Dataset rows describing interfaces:
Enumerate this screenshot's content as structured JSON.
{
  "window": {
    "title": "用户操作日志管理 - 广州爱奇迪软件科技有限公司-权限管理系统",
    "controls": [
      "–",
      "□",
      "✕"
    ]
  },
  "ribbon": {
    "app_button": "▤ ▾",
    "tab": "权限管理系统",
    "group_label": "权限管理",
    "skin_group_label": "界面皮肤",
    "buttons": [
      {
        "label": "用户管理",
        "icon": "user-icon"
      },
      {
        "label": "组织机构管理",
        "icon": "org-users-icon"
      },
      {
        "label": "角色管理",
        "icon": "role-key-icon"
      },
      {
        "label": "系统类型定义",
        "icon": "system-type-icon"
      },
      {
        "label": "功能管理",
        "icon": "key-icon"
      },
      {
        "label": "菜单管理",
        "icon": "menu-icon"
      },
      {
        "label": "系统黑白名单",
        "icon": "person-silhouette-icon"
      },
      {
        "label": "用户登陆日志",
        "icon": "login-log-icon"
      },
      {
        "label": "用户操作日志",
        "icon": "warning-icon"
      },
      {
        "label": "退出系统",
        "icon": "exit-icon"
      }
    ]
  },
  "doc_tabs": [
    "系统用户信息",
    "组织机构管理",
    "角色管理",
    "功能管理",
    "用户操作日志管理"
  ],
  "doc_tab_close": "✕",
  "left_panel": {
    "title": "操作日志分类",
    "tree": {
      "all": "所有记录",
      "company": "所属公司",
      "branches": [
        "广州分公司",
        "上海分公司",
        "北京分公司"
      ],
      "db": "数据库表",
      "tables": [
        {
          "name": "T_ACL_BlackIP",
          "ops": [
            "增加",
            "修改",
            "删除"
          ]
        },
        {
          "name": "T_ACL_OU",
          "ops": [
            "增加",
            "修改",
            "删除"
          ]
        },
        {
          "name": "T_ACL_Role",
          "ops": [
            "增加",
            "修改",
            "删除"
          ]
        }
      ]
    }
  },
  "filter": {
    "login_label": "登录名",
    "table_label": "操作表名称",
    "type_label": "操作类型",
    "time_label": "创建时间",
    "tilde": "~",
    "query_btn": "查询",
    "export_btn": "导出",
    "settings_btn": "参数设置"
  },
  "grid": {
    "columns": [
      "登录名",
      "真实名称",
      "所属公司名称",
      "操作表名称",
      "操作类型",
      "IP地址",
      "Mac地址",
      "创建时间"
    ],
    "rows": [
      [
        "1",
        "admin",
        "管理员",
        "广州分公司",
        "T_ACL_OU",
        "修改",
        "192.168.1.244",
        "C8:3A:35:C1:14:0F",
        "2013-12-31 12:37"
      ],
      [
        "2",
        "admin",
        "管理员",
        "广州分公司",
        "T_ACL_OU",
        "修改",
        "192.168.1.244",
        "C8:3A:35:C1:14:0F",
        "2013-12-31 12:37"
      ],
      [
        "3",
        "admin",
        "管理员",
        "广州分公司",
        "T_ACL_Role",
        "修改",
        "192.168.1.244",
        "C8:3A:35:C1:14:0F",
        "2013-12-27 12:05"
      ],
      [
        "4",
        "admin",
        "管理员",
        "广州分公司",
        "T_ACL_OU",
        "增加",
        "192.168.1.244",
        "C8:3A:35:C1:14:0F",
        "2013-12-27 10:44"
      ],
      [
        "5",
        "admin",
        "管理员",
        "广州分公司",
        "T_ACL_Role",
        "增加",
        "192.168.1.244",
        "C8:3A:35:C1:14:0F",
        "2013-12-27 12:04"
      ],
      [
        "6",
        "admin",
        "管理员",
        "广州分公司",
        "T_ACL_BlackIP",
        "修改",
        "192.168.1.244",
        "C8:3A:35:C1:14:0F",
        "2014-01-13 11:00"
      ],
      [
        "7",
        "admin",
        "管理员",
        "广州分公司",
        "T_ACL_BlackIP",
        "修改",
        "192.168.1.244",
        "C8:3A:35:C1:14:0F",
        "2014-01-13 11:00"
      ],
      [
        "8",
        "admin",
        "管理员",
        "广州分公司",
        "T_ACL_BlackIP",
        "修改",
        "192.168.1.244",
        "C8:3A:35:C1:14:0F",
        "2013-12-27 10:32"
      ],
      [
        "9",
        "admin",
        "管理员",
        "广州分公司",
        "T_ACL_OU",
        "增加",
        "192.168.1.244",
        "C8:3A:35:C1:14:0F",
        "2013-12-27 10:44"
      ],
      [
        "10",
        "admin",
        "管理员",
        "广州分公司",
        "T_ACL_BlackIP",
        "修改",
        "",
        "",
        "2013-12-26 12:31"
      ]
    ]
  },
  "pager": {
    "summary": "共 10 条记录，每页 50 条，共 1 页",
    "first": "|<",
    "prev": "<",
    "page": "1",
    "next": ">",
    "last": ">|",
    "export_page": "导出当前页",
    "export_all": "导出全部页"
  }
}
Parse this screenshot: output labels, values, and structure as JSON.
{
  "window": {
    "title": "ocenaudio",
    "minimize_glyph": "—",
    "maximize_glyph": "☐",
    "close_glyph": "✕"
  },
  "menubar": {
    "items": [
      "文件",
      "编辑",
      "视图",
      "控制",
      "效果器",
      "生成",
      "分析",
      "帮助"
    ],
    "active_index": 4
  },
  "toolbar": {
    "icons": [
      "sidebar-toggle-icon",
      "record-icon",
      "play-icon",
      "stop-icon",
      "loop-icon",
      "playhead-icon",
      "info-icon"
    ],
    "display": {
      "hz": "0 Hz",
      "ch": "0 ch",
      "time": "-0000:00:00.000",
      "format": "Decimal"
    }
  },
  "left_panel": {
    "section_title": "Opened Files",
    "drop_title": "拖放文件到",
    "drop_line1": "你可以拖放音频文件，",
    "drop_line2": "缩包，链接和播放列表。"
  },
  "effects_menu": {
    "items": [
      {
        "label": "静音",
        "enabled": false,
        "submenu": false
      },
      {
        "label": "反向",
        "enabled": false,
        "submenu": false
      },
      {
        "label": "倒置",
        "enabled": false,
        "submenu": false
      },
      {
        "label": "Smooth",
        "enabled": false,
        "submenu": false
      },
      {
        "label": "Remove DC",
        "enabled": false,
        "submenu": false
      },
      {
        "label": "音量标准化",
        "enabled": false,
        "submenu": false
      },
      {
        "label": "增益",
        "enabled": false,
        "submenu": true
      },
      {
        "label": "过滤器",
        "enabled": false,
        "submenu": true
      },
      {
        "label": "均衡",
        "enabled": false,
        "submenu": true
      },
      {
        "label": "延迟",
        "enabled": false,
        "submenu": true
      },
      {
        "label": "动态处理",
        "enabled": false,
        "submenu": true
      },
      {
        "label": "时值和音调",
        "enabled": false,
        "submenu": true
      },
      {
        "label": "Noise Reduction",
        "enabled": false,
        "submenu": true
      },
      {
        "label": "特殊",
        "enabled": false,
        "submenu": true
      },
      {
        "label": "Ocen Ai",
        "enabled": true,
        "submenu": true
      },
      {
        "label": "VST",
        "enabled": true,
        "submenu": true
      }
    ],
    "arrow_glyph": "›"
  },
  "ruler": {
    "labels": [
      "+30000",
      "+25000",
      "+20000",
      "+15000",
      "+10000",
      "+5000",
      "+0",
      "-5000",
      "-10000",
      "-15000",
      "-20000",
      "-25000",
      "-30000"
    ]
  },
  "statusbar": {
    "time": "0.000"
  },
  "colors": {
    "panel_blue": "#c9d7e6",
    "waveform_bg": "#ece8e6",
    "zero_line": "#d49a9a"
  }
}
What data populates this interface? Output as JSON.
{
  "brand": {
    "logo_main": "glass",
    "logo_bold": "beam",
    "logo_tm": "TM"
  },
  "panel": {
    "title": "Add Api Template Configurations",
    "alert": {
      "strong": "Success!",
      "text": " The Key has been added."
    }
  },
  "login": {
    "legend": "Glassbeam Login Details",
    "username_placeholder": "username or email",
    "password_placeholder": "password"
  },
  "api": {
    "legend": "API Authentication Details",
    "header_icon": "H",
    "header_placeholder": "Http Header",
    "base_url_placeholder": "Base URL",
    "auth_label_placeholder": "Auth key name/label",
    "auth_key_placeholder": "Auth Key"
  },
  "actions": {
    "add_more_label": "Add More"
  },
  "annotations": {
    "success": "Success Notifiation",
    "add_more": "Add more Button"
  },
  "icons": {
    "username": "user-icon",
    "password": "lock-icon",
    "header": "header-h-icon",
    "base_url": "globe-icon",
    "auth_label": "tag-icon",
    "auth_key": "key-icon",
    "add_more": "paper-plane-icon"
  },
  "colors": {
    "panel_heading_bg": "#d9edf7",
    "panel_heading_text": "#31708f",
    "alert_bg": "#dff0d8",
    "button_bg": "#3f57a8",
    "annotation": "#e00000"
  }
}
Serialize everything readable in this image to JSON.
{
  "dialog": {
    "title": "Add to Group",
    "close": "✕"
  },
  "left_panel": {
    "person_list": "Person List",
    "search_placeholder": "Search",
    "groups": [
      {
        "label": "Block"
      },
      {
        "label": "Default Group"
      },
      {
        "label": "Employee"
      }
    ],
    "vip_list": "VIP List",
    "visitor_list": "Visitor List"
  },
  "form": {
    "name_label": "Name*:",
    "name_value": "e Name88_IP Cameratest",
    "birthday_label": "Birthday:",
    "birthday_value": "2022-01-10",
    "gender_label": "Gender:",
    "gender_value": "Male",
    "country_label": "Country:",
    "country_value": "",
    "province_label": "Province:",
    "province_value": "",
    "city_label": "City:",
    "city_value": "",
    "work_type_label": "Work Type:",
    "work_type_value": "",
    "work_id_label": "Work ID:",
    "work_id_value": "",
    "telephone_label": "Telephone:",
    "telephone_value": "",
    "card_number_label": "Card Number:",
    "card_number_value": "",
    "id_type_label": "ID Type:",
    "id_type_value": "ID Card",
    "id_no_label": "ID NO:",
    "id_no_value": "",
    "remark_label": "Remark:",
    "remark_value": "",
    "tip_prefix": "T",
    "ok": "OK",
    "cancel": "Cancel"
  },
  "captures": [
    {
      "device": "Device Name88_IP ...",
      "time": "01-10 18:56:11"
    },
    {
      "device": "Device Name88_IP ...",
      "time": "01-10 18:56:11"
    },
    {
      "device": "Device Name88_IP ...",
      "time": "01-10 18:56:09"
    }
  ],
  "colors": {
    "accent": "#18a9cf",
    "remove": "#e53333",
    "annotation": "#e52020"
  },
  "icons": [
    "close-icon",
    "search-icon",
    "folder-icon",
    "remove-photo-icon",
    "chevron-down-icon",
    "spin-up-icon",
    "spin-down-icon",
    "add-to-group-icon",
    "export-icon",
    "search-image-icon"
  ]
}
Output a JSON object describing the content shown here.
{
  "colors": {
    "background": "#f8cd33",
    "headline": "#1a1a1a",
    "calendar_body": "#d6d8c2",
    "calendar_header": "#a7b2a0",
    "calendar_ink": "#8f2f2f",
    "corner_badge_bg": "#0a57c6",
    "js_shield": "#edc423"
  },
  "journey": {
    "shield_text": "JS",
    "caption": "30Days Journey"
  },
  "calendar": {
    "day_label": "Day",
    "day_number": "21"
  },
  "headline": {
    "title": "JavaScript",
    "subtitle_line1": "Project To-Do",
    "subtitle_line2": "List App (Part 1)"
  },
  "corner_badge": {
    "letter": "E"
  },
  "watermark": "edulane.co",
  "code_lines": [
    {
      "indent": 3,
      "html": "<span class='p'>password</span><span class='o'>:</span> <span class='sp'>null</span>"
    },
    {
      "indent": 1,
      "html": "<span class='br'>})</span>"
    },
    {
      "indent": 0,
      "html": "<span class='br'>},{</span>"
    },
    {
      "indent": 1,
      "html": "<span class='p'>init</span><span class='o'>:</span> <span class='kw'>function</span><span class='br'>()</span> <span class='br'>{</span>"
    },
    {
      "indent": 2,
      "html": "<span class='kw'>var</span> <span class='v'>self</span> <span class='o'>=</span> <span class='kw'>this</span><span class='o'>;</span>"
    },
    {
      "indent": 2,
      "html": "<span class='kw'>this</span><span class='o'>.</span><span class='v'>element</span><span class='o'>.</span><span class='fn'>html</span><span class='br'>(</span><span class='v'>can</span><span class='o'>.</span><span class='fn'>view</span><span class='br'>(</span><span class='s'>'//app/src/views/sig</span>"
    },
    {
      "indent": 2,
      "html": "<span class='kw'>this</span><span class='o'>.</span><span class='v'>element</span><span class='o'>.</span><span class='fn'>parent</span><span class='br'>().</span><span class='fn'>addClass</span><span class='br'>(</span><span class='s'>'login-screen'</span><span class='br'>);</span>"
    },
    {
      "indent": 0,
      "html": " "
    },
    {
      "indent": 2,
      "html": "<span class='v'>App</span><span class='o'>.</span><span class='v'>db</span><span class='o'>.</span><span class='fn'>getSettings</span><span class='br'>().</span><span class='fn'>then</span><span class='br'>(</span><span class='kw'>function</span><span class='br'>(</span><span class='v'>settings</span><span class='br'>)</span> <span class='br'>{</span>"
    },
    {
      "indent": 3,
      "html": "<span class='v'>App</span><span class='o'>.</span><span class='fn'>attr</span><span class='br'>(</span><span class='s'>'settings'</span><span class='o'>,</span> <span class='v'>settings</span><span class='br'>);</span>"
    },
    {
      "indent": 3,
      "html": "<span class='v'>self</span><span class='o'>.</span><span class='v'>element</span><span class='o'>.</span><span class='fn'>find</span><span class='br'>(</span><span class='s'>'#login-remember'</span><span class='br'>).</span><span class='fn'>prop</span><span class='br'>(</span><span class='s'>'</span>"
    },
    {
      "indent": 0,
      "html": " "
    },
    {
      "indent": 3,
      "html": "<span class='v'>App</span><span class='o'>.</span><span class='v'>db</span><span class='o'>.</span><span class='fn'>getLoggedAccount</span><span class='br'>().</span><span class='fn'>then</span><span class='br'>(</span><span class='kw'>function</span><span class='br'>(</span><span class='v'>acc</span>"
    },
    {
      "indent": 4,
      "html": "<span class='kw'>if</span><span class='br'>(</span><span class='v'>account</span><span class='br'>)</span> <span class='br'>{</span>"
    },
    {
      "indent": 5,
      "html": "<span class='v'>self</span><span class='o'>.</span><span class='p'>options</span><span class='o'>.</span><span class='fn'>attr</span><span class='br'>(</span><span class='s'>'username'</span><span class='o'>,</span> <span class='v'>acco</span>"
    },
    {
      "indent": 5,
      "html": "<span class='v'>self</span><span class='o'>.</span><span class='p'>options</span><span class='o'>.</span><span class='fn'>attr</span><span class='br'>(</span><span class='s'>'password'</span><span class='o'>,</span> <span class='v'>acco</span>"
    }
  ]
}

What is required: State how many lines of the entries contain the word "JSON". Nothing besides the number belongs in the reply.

Completed task: 5